● **REQUIREMENT**
Could you return the data below exactly as it appears?

Excerpts from an interface dataset:
[Start of section]
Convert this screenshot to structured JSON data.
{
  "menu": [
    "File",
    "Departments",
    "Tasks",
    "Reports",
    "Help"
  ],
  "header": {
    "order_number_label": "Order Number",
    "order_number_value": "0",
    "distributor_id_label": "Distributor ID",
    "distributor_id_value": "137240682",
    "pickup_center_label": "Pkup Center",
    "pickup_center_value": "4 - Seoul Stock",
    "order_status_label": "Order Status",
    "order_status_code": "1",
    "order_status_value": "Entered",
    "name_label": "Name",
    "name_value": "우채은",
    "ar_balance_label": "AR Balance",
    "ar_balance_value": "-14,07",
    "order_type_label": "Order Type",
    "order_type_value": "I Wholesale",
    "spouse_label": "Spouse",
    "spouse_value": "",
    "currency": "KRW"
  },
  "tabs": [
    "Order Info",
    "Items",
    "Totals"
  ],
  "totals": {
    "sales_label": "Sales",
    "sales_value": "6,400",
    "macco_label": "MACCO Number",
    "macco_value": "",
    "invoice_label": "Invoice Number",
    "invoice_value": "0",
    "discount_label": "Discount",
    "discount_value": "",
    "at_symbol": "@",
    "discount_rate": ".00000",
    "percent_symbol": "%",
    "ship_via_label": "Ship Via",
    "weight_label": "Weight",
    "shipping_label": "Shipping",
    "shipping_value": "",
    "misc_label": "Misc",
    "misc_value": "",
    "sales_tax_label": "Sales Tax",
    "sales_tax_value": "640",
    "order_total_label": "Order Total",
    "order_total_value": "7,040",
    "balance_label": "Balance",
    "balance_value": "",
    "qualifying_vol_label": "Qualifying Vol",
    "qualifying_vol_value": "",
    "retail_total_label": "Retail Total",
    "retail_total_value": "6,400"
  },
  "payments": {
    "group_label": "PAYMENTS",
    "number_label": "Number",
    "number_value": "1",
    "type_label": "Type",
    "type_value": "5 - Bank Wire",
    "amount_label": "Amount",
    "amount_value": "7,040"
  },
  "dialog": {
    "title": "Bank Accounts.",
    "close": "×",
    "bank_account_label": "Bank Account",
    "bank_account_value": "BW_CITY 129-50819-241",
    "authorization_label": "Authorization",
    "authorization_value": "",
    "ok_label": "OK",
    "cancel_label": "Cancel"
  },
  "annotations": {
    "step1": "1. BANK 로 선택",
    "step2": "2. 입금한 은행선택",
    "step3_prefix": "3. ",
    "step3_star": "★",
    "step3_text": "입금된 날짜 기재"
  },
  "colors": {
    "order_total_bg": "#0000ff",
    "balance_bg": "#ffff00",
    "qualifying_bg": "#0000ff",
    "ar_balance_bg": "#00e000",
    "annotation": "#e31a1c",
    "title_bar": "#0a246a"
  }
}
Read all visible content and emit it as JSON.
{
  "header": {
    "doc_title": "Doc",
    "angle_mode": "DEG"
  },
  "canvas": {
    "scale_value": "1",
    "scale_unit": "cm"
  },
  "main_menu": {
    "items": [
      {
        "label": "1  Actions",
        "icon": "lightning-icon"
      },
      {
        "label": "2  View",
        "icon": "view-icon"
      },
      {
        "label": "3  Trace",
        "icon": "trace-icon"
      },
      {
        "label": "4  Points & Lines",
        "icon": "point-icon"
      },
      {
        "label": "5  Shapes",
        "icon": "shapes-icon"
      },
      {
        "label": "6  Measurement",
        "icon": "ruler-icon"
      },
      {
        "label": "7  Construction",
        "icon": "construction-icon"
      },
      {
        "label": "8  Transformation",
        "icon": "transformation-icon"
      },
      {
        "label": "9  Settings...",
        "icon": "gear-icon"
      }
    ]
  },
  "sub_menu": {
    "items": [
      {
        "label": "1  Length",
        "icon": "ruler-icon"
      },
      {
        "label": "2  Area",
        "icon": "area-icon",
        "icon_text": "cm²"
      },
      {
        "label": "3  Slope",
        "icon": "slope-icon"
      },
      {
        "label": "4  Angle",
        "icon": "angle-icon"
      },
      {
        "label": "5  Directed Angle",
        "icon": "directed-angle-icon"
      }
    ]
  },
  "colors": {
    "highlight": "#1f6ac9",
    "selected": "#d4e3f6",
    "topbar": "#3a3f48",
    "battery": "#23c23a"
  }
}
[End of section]
● **ANSWER**
Convert this screenshot to structured JSON data.
{
  "menu": [
    "File",
    "Departments",
    "Tasks",
    "Reports",
    "Help"
  ],
  "header": {
    "order_number_label": "Order Number",
    "order_number_value": "0",
    "distributor_id_label": "Distributor ID",
    "distributor_id_value": "137240682",
    "pickup_center_label": "Pkup Center",
    "pickup_center_value": "4 - Seoul Stock",
    "order_status_label": "Order Status",
    "order_status_code": "1",
    "order_status_value": "Entered",
    "name_label": "Name",
    "name_value": "우채은",
    "ar_balance_label": "AR Balance",
    "ar_balance_value": "-14,07",
    "order_type_label": "Order Type",
    "order_type_value": "I Wholesale",
    "spouse_label": "Spouse",
    "spouse_value": "",
    "currency": "KRW"
  },
  "tabs": [
    "Order Info",
    "Items",
    "Totals"
  ],
  "totals": {
    "sales_label": "Sales",
    "sales_value": "6,400",
    "macco_label": "MACCO Number",
    "macco_value": "",
    "invoice_label": "Invoice Number",
    "invoice_value": "0",
    "discount_label": "Discount",
    "discount_value": "",
    "at_symbol": "@",
    "discount_rate": ".00000",
    "percent_symbol": "%",
    "ship_via_label": "Ship Via",
    "weight_label": "Weight",
    "shipping_label": "Shipping",
    "shipping_value": "",
    "misc_label": "Misc",
    "misc_value": "",
    "sales_tax_label": "Sales Tax",
    "sales_tax_value": "640",
    "order_total_label": "Order Total",
    "order_total_value": "7,040",
    "balance_label": "Balance",
    "balance_value": "",
    "qualifying_vol_label": "Qualifying Vol",
    "qualifying_vol_value": "",
    "retail_total_label": "Retail Total",
    "retail_total_value": "6,400"
  },
  "payments": {
    "group_label": "PAYMENTS",
    "number_label": "Number",
    "number_value": "1",
    "type_label": "Type",
    "type_value": "5 - Bank Wire",
    "amount_label": "Amount",
    "amount_value": "7,040"
  },
  "dialog": {
    "title": "Bank Accounts.",
    "close": "×",
    "bank_account_label": "Bank Account",
    "bank_account_value": "BW_CITY 129-50819-241",
    "authorization_label": "Authorization",
    "authorization_value": "",
    "ok_label": "OK",
    "cancel_label": "Cancel"
  },
  "annotations": {
    "step1": "1. BANK 로 선택",
    "step2": "2. 입금한 은행선택",
    "step3_prefix": "3. ",
    "step3_star": "★",
    "step3_text": "입금된 날짜 기재"
  },
  "colors": {
    "order_total_bg": "#0000ff",
    "balance_bg": "#ffff00",
    "qualifying_bg": "#0000ff",
    "ar_balance_bg": "#00e000",
    "annotation": "#e31a1c",
    "title_bar": "#0a246a"
  }
}
Read all visible content and emit it as JSON.
{
  "header": {
    "doc_title": "Doc",
    "angle_mode": "DEG"
  },
  "canvas": {
    "scale_value": "1",
    "scale_unit": "cm"
  },
  "main_menu": {
    "items": [
      {
        "label": "1  Actions",
        "icon": "lightning-icon"
      },
      {
        "label": "2  View",
        "icon": "view-icon"
      },
      {
        "label": "3  Trace",
        "icon": "trace-icon"
      },
      {
        "label": "4  Points & Lines",
        "icon": "point-icon"
      },
      {
        "label": "5  Shapes",
        "icon": "shapes-icon"
      },
      {
        "label": "6  Measurement",
        "icon": "ruler-icon"
      },
      {
        "label": "7  Construction",
        "icon": "construction-icon"
      },
      {
        "label": "8  Transformation",
        "icon": "transformation-icon"
      },
      {
        "label": "9  Settings...",
        "icon": "gear-icon"
      }
    ]
  },
  "sub_menu": {
    "items": [
      {
        "label": "1  Length",
        "icon": "ruler-icon"
      },
      {
        "label": "2  Area",
        "icon": "area-icon",
        "icon_text": "cm²"
      },
      {
        "label": "3  Slope",
        "icon": "slope-icon"
      },
      {
        "label": "4  Angle",
        "icon": "angle-icon"
      },
      {
        "label": "5  Directed Angle",
        "icon": "directed-angle-icon"
      }
    ]
  },
  "colors": {
    "highlight": "#1f6ac9",
    "selected": "#d4e3f6",
    "topbar": "#3a3f48",
    "battery": "#23c23a"
  }
}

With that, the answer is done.